◆ Exercise prompt: Copy out all the data, word for word.

>>>

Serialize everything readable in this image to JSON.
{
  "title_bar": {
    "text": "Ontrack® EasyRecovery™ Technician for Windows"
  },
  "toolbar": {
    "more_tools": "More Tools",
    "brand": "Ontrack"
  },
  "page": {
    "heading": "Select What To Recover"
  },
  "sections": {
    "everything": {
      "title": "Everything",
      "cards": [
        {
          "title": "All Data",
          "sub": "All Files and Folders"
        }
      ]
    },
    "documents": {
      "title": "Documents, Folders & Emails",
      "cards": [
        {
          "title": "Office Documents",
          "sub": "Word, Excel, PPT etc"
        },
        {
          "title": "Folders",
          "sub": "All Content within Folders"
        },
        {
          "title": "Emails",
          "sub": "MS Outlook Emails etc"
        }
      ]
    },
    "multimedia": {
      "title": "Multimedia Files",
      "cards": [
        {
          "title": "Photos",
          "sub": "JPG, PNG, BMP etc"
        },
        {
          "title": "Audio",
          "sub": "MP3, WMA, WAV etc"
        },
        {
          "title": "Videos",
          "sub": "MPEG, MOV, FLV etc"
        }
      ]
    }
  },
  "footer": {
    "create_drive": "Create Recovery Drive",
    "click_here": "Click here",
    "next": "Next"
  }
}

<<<

◆ Response area:
Serialize everything readable in this image to JSON.
{
  "title_bar": {
    "text": "Ontrack® EasyRecovery™ Technician for Windows"
  },
  "toolbar": {
    "more_tools": "More Tools",
    "brand": "Ontrack"
  },
  "page": {
    "heading": "Select What To Recover"
  },
  "sections": {
    "everything": {
      "title": "Everything",
      "cards": [
        {
          "title": "All Data",
          "sub": "All Files and Folders"
        }
      ]
    },
    "documents": {
      "title": "Documents, Folders & Emails",
      "cards": [
        {
          "title": "Office Documents",
          "sub": "Word, Excel, PPT etc"
        },
        {
          "title": "Folders",
          "sub": "All Content within Folders"
        },
        {
          "title": "Emails",
          "sub": "MS Outlook Emails etc"
        }
      ]
    },
    "multimedia": {
      "title": "Multimedia Files",
      "cards": [
        {
          "title": "Photos",
          "sub": "JPG, PNG, BMP etc"
        },
        {
          "title": "Audio",
          "sub": "MP3, WMA, WAV etc"
        },
        {
          "title": "Videos",
          "sub": "MPEG, MOV, FLV etc"
        }
      ]
    }
  },
  "footer": {
    "create_drive": "Create Recovery Drive",
    "click_here": "Click here",
    "next": "Next"
  }
}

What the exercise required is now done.